When Basher al-Asad became President of Syria in June 2000, he had a tough act to follow. A quiet, unassuming opthalmologist, trained in Britain, young Asad was successor to his dynamic, wily father Hafiz, who had consolidated power in his ethnically diverse and politically restive state through personal charisma, brute force and political balancing acts. Now, some years after Basher's succession and with mounting international pressure for political and economical reform, his handling of the issues facing Syria raises serious questions for the future stability of the Middle East. This is the first major work on Basher al-Asad. It assesses the durability of Hafiz's legacy, including the influence of the old power-brokers, the effectiveness of Basher's attempts to move away from his father's shadow, and prospects for reform.
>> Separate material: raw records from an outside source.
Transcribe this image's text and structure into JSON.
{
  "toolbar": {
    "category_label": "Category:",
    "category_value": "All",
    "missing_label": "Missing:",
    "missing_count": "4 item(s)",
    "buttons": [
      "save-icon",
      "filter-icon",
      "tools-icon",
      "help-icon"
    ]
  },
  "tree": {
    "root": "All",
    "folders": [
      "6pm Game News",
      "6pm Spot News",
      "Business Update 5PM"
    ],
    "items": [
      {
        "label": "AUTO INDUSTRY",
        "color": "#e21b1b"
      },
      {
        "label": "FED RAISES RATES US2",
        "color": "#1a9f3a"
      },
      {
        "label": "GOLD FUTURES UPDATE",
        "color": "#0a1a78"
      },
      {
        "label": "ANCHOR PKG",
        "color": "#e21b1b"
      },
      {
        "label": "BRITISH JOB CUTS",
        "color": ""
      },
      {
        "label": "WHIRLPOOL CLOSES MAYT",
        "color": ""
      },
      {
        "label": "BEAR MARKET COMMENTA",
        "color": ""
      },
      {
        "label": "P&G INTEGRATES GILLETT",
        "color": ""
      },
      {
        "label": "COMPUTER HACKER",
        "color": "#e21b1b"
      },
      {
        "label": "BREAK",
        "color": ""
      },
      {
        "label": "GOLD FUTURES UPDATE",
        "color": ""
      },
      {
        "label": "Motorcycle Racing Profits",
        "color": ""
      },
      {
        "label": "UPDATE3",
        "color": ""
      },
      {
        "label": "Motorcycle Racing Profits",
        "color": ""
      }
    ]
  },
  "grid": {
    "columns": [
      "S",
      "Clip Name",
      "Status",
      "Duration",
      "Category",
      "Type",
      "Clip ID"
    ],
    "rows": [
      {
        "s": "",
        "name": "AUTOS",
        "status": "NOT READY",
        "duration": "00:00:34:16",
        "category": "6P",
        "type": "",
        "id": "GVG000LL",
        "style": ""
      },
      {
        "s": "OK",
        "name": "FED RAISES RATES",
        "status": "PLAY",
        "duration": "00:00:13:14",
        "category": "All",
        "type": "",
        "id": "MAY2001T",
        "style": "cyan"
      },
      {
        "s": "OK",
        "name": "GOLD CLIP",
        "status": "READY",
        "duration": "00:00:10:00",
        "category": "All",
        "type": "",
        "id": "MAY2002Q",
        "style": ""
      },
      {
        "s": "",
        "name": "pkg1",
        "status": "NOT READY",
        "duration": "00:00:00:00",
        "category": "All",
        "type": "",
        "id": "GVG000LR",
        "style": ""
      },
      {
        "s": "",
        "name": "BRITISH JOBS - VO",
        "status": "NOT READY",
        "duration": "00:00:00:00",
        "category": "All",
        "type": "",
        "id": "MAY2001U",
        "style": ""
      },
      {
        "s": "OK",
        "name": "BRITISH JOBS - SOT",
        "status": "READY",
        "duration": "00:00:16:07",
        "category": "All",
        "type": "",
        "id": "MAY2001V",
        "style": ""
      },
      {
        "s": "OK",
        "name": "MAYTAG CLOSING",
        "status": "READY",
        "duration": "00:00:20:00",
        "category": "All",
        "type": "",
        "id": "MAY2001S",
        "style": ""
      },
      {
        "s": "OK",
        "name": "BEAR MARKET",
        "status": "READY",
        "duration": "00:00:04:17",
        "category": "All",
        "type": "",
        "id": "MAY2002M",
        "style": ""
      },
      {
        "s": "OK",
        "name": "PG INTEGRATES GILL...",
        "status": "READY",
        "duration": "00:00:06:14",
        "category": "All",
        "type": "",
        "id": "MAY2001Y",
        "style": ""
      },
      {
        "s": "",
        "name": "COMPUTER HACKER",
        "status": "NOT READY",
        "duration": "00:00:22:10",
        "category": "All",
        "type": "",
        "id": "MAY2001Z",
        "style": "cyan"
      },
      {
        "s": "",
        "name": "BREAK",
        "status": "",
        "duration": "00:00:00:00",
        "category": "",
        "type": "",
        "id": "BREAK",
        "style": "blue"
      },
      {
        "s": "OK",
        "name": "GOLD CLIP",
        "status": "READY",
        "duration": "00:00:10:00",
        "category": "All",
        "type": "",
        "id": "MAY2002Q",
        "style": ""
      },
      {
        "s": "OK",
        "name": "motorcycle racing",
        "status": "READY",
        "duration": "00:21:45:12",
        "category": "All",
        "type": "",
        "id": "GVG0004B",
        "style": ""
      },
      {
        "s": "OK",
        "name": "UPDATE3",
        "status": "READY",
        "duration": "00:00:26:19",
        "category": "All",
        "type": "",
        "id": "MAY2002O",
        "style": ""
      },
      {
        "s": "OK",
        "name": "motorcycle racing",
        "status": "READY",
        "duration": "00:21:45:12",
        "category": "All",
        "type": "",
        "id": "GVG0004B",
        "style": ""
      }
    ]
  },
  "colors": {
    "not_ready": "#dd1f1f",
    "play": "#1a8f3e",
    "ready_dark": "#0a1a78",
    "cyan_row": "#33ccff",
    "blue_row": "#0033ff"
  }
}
Above all, it evaluates Basher's continuing hold on power following Syria's humiliating retreat from Lebanon in Spring 2005.
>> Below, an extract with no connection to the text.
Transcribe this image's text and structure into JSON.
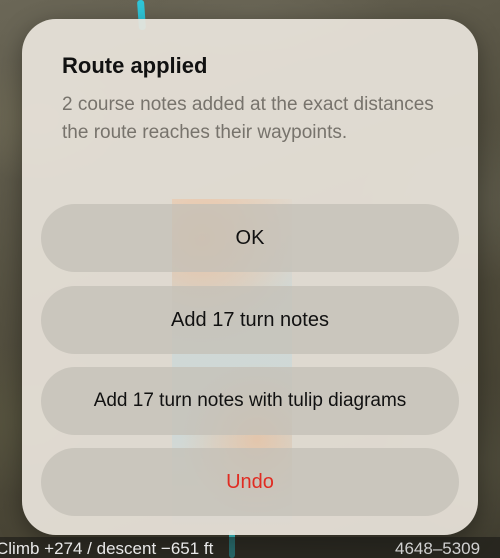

Eyal Zisser is Senior Lecturer in the Department of Middle East and African Studies and Research Fellow at the Moshe Dayan Center at Tel Aviv University. He is the author of Lebanon: The Challenge of Independence (I.B.Tauris, 2000).